Reviewed by Kayleigh Place
V for Victory starts off set in the 1940s just after the war starts between Britain and Germany and is about how the Nazis took over Jersey. I have never seen the film, read the book or watched the musical, I knew nothing about what this rendition was going to entail.
The programme took the form of a ration book which I thought was a nice touch and had a summary of the musical’s premise. I learnt upon arrival that it was the in-concert version of the musical so all emphasis was on the songs. When I entered the theatre, there was a very atmospheric 1940s scene already on stage.
The staging was fantastic, the use of the wooden crates for each scene and the transition of moving them about the stage was hardly noticeable and was conducted very fluidly.
They start with the open song which I cringed and flinched at as one of the actors, I believe it was Klemens Koehring, was completely off key and out of tune with the rest of the cast, I hoped that it would not be like that the whole way through! Luckily his solo was beautiful, as was the rest of his performance. I am therefore putting this down to not warming his vocal cords up properly before the show.
However, there was another song that had the same effect; Leanne Coupland, who played Judy, when she sang her solo I nearly put my fingers in my ears! Throughout there was the one note that she consistently missed and I noticed her voice wavering on some notes. It was less noticeable when the cast sang together but, being sat at the front, I could hear it rather well, unfortunately.
I do have a good point to say about the singing; the duet between Georgina Rose Hanson (Liz Edward) and Ben Eagle (Bailiff Edwards) was fantastic! The song was so intense with the overlapping lines and the cues which were so well timed, I would go back just to hear them sing it again!
Considering there was not a lot of dialogue, you could tell there was a lot cut out, everything still flowed nicely. You could see the love story between Thomas and Liz, Liz’s anger at her dad for not standing up to the Nazis for Jersey, how Captain Gunther Scheider was becoming to hate the Nazis and what they stood for because he joined the army to protect his country not enslave. I felt even though it was shortened I still managed to connect with each character, understand their backgrounds, thoughts and feelings.

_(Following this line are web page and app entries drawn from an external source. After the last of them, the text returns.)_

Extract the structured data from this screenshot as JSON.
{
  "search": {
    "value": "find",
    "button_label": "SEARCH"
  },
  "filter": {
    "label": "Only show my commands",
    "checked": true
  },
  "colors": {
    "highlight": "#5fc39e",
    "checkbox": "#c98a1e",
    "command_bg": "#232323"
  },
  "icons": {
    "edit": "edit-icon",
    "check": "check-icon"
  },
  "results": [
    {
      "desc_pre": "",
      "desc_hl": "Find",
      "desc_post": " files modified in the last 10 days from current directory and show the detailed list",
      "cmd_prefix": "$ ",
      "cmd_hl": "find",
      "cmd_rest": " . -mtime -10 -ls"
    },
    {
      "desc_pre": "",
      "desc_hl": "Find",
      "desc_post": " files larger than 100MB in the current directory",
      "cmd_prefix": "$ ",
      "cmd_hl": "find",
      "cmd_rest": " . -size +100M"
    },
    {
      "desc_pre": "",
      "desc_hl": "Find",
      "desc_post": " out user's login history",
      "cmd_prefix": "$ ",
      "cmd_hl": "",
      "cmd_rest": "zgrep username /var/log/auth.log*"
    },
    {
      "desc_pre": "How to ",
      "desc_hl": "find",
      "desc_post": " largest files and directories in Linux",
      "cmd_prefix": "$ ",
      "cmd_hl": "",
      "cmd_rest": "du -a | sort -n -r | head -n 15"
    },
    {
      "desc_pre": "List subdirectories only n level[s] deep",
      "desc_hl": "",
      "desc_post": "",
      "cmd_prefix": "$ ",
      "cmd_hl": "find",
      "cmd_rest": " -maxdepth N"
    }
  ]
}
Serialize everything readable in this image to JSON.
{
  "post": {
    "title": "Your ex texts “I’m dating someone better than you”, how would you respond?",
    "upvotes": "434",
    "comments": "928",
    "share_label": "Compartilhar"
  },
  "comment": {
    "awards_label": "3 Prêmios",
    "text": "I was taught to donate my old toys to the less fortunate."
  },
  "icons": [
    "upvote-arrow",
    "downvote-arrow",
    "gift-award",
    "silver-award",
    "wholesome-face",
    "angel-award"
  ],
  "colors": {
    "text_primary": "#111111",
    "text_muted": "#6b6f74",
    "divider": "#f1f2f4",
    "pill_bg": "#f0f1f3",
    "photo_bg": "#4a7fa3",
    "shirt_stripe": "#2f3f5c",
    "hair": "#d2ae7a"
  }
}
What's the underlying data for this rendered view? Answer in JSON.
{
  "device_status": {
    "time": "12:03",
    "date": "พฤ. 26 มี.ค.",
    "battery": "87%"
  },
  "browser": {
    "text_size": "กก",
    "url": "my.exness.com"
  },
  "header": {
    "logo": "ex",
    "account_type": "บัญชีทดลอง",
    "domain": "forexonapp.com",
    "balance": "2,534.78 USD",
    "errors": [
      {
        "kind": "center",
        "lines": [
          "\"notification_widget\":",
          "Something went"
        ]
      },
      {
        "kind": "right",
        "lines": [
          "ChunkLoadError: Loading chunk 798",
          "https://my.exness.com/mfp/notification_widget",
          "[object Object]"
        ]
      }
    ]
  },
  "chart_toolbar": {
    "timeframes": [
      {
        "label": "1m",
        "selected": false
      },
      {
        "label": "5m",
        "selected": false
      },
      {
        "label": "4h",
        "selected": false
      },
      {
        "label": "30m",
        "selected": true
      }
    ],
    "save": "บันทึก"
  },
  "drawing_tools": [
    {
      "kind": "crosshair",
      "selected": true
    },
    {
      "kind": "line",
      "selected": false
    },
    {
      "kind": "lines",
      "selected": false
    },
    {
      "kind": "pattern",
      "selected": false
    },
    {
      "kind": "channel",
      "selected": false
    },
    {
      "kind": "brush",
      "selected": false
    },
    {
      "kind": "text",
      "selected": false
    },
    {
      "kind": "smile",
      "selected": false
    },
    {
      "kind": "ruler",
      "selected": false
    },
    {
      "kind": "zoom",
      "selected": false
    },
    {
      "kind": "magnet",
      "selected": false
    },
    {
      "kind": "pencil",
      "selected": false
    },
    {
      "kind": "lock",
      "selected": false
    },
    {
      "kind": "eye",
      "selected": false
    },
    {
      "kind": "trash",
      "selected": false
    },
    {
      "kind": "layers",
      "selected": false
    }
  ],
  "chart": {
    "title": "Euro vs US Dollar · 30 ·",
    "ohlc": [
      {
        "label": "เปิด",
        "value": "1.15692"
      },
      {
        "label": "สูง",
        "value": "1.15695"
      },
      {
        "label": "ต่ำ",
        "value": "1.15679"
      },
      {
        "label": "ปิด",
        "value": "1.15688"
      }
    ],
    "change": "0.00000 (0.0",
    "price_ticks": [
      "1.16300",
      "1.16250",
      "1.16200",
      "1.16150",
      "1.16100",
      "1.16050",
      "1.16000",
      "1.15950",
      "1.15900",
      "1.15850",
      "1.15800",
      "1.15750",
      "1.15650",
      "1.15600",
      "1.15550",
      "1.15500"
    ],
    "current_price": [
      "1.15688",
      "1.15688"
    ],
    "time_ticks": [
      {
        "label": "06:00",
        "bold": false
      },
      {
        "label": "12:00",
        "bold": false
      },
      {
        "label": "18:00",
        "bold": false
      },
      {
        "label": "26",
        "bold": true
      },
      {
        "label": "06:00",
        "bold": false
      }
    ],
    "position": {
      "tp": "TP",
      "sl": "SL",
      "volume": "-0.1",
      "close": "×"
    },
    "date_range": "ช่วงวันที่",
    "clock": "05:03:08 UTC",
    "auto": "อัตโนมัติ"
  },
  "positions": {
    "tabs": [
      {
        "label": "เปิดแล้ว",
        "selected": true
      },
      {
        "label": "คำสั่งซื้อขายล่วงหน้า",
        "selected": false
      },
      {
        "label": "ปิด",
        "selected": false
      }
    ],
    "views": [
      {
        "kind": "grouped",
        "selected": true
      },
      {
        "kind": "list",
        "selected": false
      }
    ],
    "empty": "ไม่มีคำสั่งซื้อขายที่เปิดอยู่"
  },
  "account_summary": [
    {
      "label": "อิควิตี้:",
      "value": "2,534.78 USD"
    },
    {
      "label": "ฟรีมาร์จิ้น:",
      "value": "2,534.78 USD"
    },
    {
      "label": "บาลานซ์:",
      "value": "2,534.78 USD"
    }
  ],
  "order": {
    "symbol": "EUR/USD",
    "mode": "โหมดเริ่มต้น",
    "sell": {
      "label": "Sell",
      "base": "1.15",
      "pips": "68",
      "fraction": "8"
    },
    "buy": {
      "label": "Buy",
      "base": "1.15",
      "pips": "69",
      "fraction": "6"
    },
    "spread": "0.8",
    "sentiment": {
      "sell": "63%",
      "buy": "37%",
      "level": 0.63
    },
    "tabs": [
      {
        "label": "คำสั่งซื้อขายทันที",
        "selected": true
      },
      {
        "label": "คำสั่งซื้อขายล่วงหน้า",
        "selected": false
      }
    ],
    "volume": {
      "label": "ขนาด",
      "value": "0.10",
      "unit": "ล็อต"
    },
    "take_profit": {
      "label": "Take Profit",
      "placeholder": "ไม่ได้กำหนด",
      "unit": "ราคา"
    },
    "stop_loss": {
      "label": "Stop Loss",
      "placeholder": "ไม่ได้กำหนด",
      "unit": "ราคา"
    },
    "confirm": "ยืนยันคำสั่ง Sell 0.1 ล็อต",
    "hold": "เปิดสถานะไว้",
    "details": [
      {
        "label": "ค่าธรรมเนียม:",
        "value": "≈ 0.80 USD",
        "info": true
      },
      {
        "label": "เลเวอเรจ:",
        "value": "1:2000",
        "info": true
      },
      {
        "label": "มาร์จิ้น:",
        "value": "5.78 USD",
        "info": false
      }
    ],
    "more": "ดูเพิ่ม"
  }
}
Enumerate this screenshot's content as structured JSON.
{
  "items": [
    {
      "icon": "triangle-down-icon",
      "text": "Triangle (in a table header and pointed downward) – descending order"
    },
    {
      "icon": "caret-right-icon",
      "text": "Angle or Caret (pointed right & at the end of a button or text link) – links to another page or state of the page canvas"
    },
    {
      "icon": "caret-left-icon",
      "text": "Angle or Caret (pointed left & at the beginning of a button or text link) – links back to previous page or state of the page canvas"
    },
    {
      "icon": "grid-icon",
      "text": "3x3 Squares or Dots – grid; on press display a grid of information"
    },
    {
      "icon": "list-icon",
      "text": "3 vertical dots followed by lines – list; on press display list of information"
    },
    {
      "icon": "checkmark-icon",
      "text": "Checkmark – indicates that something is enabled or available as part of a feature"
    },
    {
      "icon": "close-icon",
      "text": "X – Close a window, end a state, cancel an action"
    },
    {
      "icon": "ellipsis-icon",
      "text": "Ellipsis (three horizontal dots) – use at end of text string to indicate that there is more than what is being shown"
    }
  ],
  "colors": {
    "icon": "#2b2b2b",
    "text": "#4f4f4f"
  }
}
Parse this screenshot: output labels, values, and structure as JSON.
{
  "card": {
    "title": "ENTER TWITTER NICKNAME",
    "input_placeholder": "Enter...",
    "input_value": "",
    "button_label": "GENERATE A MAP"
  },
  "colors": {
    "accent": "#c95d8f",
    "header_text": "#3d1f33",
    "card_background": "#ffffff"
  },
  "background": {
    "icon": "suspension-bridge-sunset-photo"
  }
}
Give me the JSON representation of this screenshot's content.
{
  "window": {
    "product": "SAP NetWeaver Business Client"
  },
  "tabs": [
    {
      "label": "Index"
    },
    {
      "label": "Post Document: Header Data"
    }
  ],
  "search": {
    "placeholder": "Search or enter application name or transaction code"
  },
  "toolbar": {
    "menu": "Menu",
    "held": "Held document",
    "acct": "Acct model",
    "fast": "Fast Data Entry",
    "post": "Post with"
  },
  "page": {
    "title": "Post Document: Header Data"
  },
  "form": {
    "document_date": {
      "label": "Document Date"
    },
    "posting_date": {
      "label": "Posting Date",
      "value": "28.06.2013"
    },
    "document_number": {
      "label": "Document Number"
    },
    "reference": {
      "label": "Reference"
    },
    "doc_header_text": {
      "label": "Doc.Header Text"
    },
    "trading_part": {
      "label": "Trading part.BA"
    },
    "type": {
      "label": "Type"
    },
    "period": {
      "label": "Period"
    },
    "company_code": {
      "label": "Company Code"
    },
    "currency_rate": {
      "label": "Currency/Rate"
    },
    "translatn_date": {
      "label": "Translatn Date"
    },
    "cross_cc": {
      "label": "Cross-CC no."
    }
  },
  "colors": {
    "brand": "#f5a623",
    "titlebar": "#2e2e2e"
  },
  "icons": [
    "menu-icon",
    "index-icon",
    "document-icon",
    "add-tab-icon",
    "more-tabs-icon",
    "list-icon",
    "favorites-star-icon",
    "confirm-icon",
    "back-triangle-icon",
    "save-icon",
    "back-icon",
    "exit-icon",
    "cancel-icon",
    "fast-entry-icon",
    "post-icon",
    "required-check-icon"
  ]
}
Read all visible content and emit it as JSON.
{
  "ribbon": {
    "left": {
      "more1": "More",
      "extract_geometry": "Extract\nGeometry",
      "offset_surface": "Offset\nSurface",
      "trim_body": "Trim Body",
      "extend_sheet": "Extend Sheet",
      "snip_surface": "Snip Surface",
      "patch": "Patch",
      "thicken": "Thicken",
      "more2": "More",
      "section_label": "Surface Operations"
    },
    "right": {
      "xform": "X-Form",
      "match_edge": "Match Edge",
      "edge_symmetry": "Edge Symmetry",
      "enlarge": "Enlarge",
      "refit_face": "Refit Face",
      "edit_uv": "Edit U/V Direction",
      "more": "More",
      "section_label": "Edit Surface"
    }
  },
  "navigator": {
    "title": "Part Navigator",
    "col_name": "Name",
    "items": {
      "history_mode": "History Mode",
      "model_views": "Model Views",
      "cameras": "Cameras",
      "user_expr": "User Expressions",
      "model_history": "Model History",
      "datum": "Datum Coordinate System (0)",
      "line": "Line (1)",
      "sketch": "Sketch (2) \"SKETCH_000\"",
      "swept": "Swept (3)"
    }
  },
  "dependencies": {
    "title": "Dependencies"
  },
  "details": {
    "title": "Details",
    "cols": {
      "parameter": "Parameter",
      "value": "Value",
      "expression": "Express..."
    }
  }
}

One of the things the irritated me the most throughout were the costumes. They were great. The cast was dressed appropriately for the era the shoes, the stockings, the hats, the braces, everything was well thought about. But they clearly forgot their IRON! All the guy’s shirts were creased from the beginning and the girls’ dresses looking like they had been retrieved from a bag stuffed with clothes to go to a charity shop! The Captain’s Nazi jacket, although one of the items that wasn’t creased, it did not fit him correctly. You could tell that it was way too big and it looked like a child wearing his dad’s suit jacket!
The acting was spectacular especially from Aaron Bannister-Davis who played the main character, Thomas Carter. The emotion and the facial expressions he used felt like it was real life and at times I almost forgot that I was sat in a theatre. It felt as though I was his friend and I was there to help him through his pain and to stand by his side as he rose up against the Nazis to take our homeland back.
Overall the show itself was great, but there is a lot of room for improvement. I would happily see this again if I could be confident that the quality of the singing had improved. If you like historical musical and don’t mind the odd good song being ruined but are up for an emotional, heartfelt storytelling, I’d strongly recommend you see this.